● Goal of the exercise
Look through the data below for the string "JSON", and copy every line where it turns up.

++++ Raw data

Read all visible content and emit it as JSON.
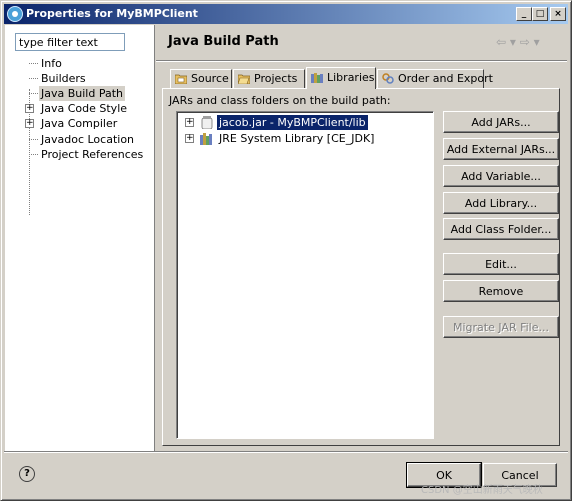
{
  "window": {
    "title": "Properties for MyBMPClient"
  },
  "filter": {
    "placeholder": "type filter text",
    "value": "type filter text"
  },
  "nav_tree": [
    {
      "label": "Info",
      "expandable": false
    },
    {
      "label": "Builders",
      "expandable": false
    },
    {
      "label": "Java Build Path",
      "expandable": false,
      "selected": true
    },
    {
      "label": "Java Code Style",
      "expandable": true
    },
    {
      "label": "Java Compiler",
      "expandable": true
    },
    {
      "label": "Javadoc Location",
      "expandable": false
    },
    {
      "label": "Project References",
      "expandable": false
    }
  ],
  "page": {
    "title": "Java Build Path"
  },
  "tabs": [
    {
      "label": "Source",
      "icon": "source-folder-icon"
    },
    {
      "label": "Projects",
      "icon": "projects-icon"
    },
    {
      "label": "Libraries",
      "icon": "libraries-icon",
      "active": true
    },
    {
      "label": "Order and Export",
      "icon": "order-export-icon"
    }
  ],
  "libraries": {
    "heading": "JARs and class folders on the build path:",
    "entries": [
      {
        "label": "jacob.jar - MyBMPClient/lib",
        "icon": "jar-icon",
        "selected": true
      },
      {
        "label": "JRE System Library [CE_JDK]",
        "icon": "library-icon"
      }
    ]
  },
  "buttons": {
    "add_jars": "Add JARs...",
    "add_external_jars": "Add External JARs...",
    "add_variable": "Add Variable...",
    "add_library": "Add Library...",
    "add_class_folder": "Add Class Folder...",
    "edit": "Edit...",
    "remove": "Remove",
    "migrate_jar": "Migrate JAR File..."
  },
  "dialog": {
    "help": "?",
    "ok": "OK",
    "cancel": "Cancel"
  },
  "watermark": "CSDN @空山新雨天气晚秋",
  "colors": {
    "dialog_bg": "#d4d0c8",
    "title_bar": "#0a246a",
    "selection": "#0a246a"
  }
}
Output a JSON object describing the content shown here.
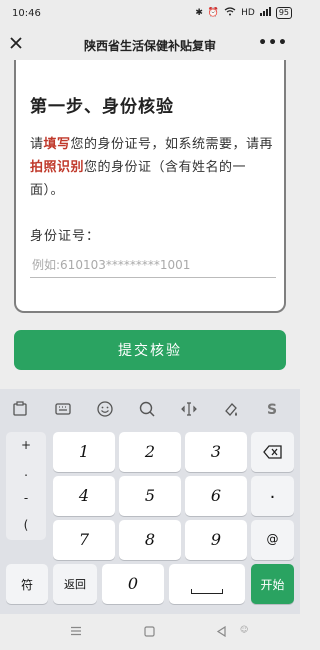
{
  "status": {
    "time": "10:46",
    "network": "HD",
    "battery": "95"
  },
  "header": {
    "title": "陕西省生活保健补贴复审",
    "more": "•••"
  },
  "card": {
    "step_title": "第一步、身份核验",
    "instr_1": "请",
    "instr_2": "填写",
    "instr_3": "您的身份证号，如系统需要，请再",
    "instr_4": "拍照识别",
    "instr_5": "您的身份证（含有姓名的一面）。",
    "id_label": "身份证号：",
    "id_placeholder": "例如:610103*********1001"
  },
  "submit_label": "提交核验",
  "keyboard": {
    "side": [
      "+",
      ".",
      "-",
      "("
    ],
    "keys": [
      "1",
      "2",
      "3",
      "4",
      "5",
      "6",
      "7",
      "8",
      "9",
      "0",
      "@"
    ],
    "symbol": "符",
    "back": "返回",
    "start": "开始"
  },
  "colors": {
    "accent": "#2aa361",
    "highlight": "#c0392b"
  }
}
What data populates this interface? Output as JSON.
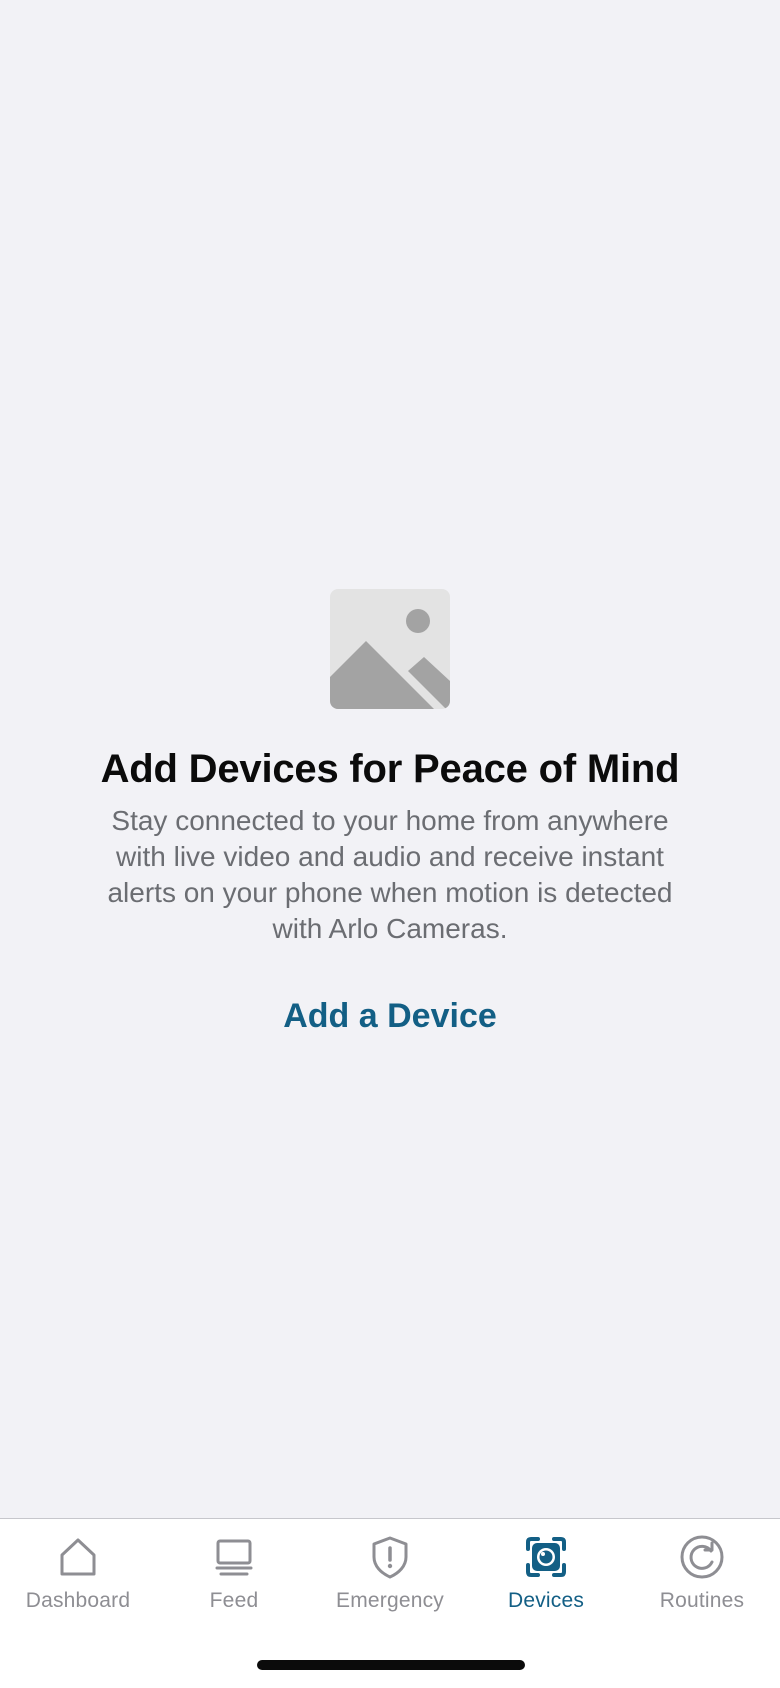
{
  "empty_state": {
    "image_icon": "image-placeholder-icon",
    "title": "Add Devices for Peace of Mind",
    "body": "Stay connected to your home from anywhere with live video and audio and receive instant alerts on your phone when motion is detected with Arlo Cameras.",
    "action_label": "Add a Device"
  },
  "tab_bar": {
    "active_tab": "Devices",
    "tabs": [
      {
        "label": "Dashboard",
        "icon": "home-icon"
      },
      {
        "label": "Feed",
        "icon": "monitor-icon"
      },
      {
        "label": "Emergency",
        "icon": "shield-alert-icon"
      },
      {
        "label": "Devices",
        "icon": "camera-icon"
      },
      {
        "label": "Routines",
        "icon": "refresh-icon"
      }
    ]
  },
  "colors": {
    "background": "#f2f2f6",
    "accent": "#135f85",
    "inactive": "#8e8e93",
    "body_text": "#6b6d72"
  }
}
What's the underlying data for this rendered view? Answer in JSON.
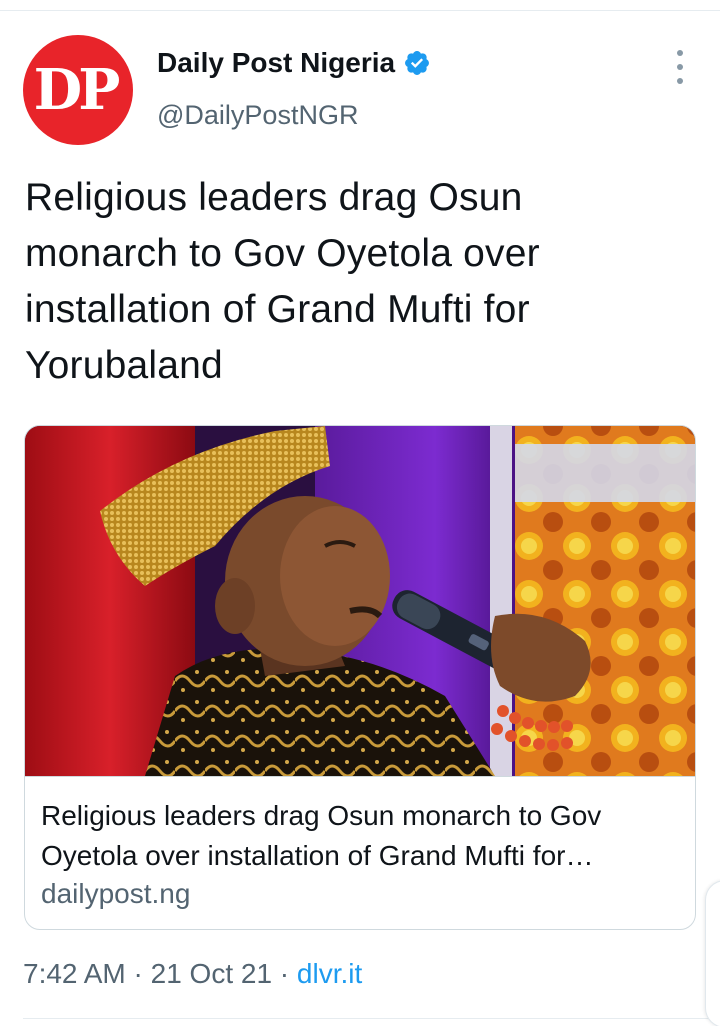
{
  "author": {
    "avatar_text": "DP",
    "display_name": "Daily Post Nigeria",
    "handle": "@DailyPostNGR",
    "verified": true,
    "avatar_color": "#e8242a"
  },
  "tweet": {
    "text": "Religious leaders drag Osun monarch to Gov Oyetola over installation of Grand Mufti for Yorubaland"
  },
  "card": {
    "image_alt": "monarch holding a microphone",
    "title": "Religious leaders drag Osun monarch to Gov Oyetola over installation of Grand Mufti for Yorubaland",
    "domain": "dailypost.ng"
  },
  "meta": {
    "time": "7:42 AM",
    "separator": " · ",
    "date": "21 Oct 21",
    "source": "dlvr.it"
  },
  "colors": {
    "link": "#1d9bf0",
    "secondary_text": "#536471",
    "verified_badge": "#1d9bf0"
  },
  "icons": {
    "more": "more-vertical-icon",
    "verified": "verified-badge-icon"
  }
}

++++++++

● Output
Read all visible content and emit it as JSON.
Output a JSON object describing the content shown here.
What data populates this interface? Output as JSON.
What's the underlying data for this rendered view? Answer in JSON.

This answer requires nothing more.